Exercise details:
In these entries, tally the lines where "必修です" occurs. Respond with only the count.

---

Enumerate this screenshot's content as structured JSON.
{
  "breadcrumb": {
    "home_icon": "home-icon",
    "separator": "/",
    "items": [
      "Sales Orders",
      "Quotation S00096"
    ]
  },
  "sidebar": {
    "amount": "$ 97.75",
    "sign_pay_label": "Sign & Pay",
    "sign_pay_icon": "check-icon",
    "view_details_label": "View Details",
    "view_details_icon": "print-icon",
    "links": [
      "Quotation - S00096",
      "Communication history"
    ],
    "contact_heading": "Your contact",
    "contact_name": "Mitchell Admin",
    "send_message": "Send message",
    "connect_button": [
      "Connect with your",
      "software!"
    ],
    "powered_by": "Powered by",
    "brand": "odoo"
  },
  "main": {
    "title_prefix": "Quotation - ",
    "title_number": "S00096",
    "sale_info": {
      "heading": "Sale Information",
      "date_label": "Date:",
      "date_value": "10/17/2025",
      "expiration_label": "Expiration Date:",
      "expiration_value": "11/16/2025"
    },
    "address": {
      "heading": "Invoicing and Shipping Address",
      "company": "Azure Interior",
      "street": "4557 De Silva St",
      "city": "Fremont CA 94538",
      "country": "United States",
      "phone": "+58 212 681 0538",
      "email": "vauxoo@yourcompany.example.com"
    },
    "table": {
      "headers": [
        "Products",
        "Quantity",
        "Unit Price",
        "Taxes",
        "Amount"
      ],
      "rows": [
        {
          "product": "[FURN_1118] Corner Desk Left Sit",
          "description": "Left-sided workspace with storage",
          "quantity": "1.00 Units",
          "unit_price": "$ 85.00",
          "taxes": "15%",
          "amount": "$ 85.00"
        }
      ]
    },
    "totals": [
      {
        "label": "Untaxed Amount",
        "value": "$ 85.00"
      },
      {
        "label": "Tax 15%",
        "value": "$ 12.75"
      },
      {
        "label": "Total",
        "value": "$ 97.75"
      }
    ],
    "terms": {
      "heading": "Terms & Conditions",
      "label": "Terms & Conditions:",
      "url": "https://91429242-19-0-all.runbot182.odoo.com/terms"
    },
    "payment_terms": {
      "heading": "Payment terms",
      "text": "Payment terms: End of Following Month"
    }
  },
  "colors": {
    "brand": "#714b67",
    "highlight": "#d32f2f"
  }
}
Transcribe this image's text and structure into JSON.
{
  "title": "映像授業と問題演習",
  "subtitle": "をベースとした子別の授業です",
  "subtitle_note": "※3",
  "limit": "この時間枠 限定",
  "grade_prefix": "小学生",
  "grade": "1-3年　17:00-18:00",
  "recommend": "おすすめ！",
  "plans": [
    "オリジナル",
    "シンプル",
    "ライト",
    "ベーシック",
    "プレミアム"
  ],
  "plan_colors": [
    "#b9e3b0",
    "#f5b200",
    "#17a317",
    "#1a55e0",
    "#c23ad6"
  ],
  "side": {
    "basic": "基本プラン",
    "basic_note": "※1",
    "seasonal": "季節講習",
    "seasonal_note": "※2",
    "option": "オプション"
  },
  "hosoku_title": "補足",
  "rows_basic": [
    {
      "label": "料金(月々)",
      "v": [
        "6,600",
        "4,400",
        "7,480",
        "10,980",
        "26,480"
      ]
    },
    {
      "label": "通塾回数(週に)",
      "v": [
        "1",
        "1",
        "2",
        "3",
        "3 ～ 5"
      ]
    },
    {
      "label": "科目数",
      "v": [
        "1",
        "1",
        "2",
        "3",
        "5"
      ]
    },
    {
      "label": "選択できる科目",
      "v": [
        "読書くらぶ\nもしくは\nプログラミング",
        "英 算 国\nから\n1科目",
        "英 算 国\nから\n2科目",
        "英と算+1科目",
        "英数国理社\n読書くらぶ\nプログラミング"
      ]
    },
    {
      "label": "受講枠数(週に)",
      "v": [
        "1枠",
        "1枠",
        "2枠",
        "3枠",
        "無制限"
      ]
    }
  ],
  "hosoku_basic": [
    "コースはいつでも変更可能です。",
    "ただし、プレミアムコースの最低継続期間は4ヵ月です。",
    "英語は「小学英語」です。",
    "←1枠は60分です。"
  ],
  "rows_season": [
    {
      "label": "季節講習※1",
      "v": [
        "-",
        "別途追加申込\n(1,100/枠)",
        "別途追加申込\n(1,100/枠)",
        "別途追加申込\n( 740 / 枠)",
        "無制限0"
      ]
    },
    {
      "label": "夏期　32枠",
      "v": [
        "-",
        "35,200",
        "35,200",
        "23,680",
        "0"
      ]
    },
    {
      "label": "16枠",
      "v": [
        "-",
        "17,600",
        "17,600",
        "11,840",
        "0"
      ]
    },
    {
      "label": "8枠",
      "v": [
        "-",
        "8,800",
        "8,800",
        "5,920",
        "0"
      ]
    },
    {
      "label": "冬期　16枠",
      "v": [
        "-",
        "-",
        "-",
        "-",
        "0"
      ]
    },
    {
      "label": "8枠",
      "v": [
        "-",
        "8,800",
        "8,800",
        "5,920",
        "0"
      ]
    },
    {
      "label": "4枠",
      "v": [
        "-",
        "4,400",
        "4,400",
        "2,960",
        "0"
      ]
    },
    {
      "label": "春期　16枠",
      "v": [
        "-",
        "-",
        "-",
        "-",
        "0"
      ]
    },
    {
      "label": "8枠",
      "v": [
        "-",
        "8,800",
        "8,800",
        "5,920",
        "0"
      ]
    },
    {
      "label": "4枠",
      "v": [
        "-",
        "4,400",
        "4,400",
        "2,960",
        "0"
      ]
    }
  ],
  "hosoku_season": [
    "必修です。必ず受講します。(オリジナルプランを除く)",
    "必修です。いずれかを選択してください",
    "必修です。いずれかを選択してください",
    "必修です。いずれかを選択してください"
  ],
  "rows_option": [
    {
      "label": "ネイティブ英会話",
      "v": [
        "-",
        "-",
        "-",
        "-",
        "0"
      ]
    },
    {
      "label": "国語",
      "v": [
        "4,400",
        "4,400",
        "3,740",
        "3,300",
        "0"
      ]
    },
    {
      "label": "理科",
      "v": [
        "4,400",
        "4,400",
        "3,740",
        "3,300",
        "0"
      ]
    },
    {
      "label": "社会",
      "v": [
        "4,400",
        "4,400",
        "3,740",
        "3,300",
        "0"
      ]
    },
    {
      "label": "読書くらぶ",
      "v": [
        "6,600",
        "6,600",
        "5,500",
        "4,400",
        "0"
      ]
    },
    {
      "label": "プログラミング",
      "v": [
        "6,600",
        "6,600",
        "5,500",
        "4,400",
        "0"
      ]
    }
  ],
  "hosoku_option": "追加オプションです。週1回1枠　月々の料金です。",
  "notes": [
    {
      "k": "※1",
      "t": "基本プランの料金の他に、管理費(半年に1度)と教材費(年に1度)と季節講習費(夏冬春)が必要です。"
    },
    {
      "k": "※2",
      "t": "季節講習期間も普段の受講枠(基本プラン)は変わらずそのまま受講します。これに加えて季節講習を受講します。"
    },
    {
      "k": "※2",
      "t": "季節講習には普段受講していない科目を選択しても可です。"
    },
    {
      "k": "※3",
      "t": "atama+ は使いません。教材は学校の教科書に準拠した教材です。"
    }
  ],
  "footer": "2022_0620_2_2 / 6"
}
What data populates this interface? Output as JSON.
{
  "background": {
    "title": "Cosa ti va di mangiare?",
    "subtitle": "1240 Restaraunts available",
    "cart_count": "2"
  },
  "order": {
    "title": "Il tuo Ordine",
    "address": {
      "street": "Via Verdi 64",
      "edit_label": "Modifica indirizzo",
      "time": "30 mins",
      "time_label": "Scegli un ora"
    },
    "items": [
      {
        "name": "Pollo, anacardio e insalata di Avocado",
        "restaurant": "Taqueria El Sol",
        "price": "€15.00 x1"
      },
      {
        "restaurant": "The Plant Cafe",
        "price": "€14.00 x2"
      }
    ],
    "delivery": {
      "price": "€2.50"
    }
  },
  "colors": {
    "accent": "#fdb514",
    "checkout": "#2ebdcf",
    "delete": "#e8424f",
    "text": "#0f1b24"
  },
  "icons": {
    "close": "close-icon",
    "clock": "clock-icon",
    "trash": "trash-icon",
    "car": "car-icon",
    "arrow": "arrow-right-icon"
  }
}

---

Response for this exercise:
4